Posted by Anna Nicholls on 27-Aug-2019 12:43:13

What is workplace recovery?

war1

Workplace recovery provides businesses with a backup working environment that can be used if the usual business premises are rendered out of action. This can happen for any number of reasons from fire, flood and theft, to power cuts, system failures and even adverse weather conditions. Anything which impacts productivity at a company’s main place of business. 

Usually offered at a cost per desk per month, workplace recovery services essentially let you rent a desk, a bank of desks or even a full office space, which remains empty until such time that you might need to invoke, and use the space. Think of it as a sort of insurance policy for your office space, which should form part of your business continuity and disaster recovery plans. 

Workplace recovery has become increasingly popular in recent years, as more and more companies run to a 24/7 business model, and the risk of downtime has become less acceptable. It’s commonly claimed that as many as 80% of firms that suffer a major incident or outage, never recover. Whether that figure is true or not, the cost to business - both direct and indirect - is readily apparent. Loss of productivity, poor customer service resulting in churn, reputational damage and lost revenues are all likely results of a halt to business proceedings. Workplace recovery minimises the risk of any unexpected downtime, safeguarding your business and providing a way for your teams to carry on working, regardless of any disruption at the office. 

A good workplace recovery service will be ready to go, with all essential services ready and waiting - power, internet, IT systems, heating / aircon. Most will offer the option of hardware such as PCs/laptops, printers, phones etc. as well as kitchens, bathrooms, meeting rooms and tech support. 

It would be recommended that businesses use workplace recovery for key or critical staff members, rather than taking out space for the entire workforce - depending on business need. Of course with the increase in cloud computing solutions and an anytime/anyplace approach to business, there are plenty of occasions where staff could simply be sent to work from home in the event of a workplace disruption, however it’s important to recognise that work-from-home business continuity isn’t possible for every business. 

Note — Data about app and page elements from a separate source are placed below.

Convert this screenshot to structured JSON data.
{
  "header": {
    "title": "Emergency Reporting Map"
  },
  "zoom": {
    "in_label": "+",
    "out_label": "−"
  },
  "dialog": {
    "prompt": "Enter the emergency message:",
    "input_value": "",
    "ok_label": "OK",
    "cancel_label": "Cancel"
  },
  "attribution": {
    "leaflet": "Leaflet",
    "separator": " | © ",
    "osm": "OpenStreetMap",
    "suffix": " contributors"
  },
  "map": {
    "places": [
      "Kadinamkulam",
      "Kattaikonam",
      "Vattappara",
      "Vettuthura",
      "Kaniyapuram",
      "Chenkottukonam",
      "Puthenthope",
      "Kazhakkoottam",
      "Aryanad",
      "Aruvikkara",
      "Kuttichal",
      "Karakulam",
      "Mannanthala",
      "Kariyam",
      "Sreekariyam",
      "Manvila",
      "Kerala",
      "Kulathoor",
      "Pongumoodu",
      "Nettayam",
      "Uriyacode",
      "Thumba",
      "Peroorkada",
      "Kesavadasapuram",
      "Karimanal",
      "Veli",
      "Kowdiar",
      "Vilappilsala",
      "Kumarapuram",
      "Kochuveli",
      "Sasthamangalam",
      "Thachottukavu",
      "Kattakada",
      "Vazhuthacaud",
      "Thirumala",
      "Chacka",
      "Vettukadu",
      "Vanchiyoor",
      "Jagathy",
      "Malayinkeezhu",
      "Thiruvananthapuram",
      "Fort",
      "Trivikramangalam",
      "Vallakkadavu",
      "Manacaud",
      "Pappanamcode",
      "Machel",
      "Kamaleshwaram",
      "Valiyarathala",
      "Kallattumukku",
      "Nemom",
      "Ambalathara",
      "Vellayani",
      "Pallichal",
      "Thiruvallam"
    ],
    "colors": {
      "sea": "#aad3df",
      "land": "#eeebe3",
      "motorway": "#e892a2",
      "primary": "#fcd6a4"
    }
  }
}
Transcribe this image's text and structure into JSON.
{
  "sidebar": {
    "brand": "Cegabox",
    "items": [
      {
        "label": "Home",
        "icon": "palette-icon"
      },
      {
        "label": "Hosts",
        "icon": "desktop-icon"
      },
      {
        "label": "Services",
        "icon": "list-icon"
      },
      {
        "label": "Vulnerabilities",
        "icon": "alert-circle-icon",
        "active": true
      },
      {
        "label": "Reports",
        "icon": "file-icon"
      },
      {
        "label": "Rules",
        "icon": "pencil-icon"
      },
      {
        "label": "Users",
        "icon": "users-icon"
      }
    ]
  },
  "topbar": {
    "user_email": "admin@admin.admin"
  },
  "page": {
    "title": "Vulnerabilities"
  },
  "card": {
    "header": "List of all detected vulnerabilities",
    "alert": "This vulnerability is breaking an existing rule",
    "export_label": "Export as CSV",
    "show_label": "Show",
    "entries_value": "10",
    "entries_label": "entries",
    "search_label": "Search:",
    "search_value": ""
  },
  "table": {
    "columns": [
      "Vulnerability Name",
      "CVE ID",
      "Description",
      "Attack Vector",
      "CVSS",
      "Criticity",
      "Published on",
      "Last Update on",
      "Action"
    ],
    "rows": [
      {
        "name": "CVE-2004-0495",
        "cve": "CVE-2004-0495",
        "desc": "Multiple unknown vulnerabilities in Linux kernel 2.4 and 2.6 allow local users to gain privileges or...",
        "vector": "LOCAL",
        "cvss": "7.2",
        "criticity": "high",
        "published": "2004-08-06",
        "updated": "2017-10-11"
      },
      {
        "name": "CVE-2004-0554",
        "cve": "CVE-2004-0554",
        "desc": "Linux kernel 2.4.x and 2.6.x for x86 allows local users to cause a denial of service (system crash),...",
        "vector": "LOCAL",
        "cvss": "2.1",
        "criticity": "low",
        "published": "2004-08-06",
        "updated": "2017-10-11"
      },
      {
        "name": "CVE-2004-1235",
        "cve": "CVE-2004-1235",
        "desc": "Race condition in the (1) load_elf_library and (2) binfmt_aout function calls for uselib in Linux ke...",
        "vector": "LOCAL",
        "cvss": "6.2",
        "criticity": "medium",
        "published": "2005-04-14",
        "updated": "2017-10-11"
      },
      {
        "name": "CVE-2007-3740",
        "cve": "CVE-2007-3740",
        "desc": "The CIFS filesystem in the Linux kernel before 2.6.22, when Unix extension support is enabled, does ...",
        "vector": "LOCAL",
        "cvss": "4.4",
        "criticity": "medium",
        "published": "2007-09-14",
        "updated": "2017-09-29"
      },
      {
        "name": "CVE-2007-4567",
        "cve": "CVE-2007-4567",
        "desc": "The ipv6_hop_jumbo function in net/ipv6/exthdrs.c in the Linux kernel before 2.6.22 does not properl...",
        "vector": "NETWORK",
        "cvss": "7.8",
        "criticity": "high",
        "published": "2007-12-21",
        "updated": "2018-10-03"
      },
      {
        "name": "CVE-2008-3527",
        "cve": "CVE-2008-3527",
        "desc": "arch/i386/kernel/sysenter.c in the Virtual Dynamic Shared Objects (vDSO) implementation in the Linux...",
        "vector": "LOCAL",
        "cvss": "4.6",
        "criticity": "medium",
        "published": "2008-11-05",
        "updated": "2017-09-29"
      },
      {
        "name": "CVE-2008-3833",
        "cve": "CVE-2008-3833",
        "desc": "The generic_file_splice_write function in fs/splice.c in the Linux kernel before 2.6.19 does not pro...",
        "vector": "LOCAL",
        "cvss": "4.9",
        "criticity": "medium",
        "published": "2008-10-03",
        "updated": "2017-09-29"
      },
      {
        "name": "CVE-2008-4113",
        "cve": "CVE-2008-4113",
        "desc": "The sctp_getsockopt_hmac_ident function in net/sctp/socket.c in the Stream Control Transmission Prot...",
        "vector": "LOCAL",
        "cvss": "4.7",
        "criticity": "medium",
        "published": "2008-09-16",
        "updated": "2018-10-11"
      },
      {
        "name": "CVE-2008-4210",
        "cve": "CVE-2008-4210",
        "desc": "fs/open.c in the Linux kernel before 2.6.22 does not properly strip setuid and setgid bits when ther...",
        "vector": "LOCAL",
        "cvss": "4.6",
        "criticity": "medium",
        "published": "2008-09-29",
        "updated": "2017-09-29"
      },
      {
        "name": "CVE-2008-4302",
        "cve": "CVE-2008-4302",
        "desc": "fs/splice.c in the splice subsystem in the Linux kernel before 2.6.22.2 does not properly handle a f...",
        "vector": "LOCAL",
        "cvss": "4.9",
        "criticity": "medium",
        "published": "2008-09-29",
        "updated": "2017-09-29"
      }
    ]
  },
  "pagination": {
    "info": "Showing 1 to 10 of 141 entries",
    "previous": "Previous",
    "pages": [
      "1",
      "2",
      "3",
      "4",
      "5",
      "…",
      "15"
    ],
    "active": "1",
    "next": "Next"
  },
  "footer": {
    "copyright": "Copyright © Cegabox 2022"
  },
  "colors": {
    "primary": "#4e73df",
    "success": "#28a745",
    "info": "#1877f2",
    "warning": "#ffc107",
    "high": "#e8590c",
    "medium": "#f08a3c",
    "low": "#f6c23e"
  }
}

Due to compliance regulations, many firms can’t provide carte-blanche access to their software and resources from any device and any location. Sometimes technology can also form a barrier to this. Certain line of business applications aren’t available in the cloud, for example. And some activities such as printing and filing, which are business critical to some organisations, cannot be carried out remotely. Plus a work-from-home business continuity plan relies on the stability of home internet connections and phones, which aren’t guaranteed in the same way as a workplace recovery service would be.

In short, failing to plan for disruption to operations could have a severe impact on your business. If you want to learn more about what to look for in a workplace recovery provider, download our free Workplace Recovery Checklist here, or for more information on TeleData’s workplace recovery offering, click here

Topics: workplace recovery

Written by Anna Nicholls

Comments